----- RECORDS SUPPLIED

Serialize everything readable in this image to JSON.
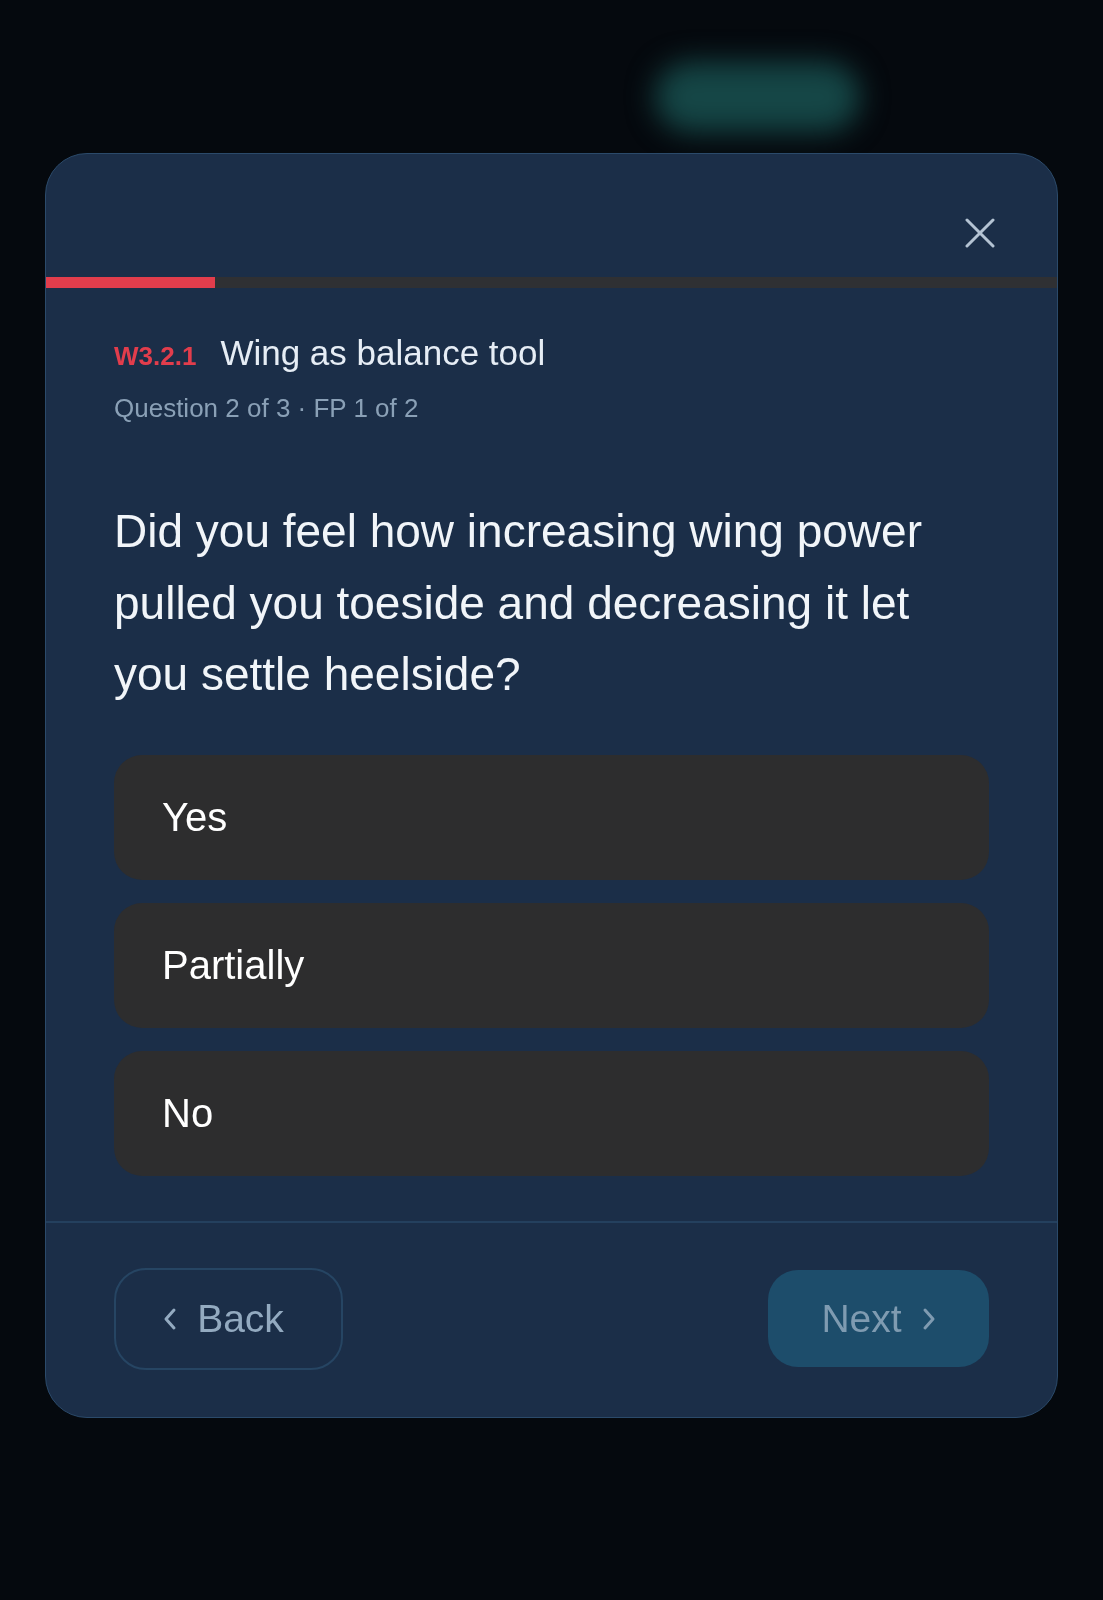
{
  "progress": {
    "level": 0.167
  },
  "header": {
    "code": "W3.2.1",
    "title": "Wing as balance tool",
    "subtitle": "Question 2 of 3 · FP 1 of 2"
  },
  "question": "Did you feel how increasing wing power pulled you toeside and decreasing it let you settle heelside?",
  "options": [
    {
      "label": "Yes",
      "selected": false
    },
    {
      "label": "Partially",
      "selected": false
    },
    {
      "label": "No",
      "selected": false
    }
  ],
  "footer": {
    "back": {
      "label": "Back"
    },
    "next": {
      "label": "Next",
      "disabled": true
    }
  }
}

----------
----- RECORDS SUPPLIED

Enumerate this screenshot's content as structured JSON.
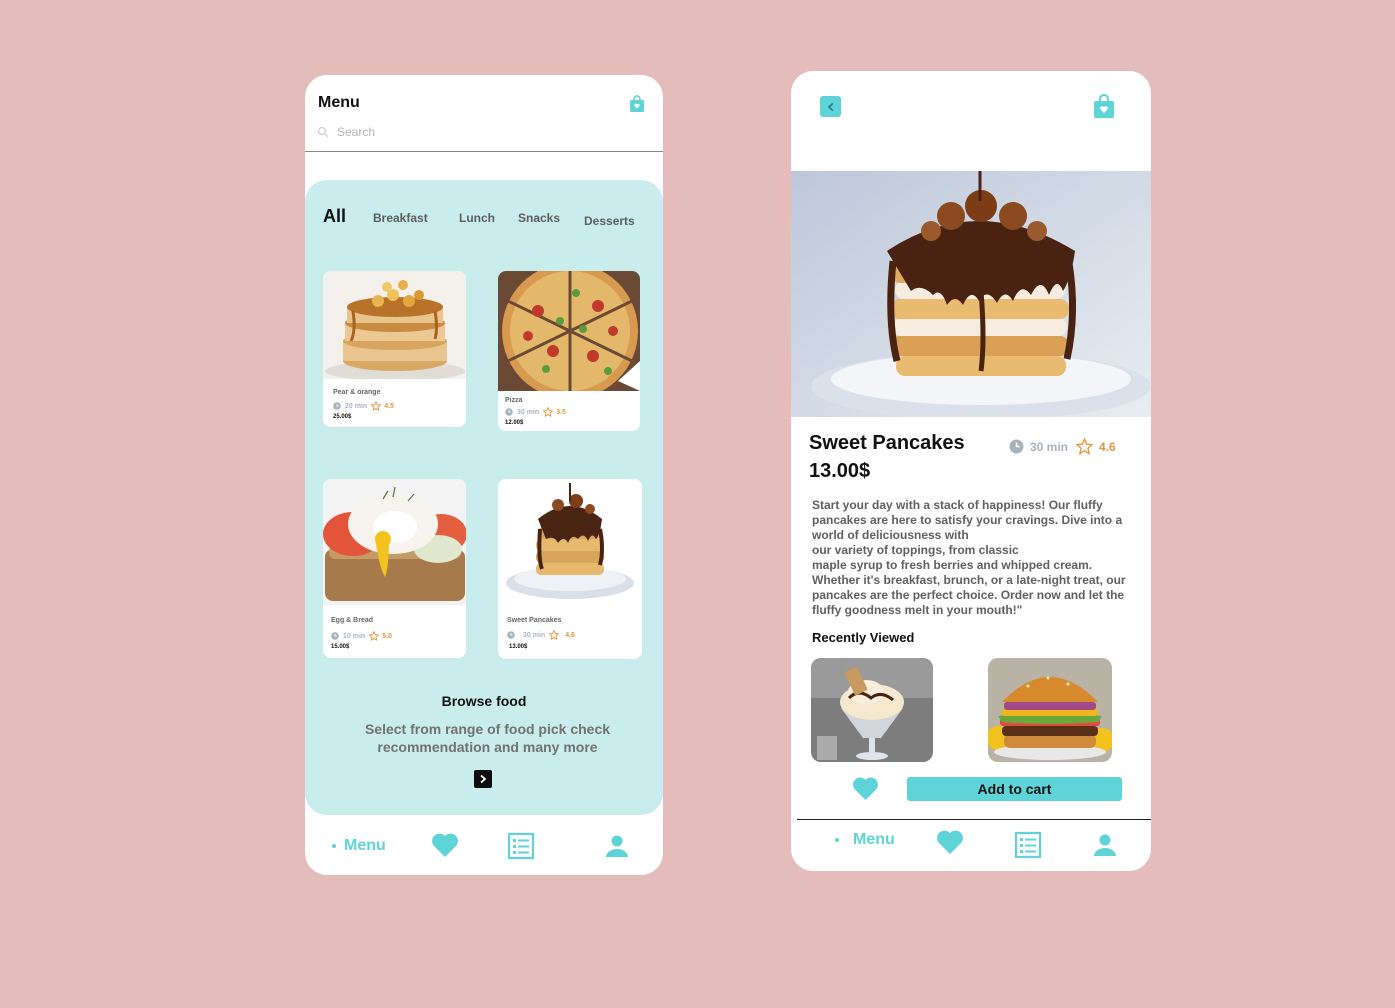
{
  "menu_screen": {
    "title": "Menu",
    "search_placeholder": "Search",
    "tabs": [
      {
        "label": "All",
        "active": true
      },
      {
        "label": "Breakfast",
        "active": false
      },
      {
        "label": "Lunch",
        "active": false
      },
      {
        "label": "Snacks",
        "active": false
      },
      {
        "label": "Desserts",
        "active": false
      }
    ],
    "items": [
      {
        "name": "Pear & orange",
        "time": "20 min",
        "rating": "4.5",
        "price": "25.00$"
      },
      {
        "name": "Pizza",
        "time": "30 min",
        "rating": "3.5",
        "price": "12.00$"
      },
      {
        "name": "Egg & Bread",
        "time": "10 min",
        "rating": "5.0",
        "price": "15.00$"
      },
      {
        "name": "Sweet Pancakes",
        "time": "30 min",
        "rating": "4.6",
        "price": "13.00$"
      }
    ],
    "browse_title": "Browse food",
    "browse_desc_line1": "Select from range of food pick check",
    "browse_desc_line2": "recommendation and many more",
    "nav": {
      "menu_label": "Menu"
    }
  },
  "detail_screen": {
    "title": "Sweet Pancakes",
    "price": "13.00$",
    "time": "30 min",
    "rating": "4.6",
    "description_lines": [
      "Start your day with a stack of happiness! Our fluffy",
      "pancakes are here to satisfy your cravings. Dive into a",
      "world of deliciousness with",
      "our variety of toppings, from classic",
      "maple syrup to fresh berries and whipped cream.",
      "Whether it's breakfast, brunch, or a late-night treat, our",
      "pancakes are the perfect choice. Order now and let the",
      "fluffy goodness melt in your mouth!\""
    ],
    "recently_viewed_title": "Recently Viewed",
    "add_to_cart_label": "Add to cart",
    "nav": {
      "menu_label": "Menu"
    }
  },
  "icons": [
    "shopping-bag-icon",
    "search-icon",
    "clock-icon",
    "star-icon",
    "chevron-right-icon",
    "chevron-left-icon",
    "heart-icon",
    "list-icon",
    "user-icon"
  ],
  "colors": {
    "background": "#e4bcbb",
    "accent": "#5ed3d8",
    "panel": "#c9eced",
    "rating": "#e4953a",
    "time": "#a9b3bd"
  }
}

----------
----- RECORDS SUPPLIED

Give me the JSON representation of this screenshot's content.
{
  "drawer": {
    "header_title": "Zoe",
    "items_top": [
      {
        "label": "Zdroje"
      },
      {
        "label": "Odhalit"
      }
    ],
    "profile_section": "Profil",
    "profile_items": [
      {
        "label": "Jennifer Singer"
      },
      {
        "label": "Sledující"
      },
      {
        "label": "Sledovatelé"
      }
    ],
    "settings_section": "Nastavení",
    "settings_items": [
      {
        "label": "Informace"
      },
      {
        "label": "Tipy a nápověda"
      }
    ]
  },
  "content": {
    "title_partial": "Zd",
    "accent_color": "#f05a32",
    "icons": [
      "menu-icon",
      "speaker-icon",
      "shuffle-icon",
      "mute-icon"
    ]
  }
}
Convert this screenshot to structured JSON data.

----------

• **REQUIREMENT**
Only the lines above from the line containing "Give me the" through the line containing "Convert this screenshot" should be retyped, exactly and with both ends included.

• **OUTPUT FOR THIS EXERCISE**
Give me the JSON representation of this screenshot's content.
{
  "drawer": {
    "header_title": "Zoe",
    "items_top": [
      {
        "label": "Zdroje"
      },
      {
        "label": "Odhalit"
      }
    ],
    "profile_section": "Profil",
    "profile_items": [
      {
        "label": "Jennifer Singer"
      },
      {
        "label": "Sledující"
      },
      {
        "label": "Sledovatelé"
      }
    ],
    "settings_section": "Nastavení",
    "settings_items": [
      {
        "label": "Informace"
      },
      {
        "label": "Tipy a nápověda"
      }
    ]
  },
  "content": {
    "title_partial": "Zd",
    "accent_color": "#f05a32",
    "icons": [
      "menu-icon",
      "speaker-icon",
      "shuffle-icon",
      "mute-icon"
    ]
  }
}
Convert this screenshot to structured JSON data.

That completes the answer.